Among the entries below, find each line holding "Birimi" and return it.
──────
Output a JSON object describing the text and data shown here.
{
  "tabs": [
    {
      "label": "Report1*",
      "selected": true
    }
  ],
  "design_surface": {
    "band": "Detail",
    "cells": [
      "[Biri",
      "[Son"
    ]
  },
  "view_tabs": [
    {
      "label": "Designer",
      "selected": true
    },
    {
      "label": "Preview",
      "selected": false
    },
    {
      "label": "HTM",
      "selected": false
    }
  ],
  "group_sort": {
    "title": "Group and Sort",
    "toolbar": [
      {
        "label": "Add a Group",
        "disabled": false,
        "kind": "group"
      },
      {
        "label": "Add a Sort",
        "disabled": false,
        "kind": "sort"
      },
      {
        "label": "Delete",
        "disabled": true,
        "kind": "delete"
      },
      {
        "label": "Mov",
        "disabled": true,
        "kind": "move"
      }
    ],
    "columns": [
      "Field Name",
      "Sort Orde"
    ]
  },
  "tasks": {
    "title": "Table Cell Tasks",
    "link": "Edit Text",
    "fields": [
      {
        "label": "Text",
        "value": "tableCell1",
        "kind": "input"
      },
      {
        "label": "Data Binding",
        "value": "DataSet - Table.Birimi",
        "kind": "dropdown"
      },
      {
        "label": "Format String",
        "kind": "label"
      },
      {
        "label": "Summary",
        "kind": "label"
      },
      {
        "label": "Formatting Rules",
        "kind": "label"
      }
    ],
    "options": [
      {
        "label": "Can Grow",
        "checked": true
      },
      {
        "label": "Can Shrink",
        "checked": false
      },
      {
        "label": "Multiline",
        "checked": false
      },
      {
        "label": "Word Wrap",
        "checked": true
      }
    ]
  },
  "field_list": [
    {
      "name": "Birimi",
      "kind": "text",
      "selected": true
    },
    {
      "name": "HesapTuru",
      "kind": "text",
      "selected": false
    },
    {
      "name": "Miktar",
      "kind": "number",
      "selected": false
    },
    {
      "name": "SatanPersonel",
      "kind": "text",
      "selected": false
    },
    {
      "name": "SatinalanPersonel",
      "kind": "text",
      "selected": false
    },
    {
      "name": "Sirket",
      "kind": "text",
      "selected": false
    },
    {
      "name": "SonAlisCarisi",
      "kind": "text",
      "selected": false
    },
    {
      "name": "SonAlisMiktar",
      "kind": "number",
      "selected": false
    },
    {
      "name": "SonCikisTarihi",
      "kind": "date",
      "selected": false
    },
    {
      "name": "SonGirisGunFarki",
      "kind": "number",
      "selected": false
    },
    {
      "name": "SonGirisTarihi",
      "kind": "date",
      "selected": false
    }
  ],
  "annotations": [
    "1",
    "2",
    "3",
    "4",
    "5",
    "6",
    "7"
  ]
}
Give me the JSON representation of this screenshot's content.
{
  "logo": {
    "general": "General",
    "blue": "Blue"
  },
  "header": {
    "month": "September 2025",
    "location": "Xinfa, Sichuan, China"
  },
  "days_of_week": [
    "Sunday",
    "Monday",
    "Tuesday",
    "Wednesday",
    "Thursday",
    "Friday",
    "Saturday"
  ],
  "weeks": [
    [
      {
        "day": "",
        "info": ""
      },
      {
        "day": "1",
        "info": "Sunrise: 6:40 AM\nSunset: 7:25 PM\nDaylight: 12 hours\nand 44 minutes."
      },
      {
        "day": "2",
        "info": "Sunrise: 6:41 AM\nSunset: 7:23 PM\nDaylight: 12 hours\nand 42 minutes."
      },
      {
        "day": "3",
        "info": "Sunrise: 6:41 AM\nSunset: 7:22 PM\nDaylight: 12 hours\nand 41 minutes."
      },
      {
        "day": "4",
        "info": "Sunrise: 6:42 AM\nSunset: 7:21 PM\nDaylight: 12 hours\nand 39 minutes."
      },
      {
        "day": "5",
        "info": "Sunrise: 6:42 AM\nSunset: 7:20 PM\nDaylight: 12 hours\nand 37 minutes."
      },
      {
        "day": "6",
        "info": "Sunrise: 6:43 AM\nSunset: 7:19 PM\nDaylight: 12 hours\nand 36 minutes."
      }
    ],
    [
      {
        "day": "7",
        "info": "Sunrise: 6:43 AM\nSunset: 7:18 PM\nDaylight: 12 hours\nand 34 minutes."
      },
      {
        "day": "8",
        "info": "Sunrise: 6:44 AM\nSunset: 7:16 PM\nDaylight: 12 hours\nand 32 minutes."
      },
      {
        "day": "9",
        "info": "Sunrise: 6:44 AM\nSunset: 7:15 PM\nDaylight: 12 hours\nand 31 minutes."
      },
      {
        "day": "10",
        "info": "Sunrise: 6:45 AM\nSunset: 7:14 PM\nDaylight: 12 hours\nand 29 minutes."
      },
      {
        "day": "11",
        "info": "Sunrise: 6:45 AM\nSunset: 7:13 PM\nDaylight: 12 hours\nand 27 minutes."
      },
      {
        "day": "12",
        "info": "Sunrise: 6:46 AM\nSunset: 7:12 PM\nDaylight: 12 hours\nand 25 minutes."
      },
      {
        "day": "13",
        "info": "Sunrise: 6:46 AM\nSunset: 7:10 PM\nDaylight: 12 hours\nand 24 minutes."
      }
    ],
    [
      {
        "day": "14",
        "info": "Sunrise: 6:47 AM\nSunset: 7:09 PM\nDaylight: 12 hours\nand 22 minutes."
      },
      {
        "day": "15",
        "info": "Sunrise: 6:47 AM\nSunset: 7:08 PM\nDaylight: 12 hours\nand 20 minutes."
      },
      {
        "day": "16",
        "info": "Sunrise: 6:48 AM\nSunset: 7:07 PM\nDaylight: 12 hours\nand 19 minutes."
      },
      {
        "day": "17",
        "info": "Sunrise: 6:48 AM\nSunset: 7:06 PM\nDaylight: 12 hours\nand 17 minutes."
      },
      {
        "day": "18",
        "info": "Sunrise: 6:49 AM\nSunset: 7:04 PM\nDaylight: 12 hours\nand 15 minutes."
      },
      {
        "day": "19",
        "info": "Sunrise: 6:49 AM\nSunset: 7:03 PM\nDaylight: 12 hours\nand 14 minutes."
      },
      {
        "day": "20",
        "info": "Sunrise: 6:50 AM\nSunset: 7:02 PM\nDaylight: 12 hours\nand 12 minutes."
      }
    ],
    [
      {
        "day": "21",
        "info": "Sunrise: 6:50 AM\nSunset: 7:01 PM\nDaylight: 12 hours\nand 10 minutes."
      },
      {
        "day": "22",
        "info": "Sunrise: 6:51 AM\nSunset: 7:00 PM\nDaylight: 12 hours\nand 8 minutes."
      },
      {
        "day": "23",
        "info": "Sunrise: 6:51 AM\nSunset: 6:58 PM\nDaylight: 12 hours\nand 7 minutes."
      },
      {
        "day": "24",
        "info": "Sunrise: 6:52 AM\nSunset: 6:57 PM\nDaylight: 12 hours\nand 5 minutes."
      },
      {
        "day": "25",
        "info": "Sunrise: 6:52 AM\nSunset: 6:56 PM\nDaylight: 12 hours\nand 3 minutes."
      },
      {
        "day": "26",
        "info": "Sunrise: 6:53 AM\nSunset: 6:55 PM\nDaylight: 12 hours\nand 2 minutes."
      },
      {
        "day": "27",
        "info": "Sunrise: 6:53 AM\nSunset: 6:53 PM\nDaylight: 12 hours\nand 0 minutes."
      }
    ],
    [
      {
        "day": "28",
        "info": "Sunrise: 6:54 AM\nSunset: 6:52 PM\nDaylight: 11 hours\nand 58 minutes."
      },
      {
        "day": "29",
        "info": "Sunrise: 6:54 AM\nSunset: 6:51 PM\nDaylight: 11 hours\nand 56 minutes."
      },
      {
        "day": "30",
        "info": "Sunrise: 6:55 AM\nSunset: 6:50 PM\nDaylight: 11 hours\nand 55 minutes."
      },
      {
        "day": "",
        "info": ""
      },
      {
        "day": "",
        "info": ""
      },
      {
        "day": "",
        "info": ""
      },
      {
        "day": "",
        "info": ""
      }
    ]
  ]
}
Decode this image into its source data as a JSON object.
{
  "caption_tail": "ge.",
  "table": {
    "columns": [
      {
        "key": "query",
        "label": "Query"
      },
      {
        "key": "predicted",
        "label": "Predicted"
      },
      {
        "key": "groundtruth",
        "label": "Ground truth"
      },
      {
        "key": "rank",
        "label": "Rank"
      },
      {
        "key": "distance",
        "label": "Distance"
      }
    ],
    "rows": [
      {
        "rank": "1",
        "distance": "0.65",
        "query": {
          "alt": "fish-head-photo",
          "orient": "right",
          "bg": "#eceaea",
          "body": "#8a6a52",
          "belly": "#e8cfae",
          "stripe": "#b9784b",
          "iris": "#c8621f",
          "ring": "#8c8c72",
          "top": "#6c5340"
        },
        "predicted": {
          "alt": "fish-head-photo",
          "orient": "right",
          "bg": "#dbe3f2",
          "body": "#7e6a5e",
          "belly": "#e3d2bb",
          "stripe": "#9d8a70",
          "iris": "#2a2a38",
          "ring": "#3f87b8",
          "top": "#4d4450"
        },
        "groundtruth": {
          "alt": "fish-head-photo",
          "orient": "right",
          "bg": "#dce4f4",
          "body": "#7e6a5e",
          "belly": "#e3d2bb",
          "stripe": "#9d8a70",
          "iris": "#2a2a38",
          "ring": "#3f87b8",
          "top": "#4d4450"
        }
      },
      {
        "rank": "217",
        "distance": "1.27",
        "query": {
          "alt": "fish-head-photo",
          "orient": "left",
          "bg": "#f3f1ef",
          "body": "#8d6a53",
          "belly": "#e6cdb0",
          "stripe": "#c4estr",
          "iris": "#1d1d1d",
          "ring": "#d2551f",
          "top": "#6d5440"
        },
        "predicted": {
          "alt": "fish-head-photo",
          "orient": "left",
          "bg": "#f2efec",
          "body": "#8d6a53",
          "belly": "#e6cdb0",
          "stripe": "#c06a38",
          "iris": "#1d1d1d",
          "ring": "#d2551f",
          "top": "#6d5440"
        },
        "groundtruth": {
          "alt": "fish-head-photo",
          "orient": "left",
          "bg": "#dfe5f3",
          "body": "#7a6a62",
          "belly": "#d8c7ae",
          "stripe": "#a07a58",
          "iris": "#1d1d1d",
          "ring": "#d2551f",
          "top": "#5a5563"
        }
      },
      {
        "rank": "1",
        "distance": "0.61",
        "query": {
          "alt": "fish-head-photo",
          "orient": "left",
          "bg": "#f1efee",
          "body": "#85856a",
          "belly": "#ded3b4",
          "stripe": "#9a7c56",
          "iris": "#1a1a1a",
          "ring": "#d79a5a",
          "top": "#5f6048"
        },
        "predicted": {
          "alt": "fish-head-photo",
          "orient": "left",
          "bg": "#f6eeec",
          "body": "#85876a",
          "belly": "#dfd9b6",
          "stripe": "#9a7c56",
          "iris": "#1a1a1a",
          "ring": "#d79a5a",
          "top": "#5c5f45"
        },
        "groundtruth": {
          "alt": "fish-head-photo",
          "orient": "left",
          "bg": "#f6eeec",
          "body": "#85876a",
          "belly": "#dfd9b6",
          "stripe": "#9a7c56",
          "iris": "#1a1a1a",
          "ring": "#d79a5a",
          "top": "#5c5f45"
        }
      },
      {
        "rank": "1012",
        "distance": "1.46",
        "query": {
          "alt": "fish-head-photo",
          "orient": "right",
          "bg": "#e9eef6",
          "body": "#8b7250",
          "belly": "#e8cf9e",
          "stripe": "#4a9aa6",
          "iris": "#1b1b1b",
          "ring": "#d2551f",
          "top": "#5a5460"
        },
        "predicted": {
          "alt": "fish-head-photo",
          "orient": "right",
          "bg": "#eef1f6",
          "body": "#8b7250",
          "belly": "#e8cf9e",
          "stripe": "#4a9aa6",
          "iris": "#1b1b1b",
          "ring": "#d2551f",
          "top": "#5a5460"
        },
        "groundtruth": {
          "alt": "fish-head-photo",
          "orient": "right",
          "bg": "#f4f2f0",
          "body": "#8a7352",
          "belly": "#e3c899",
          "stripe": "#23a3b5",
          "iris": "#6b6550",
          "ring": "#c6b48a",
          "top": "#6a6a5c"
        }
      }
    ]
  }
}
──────
*EXERCISE ANSWER:*
        "value": "DataSet - Table.Birimi",
      "name": "Birimi",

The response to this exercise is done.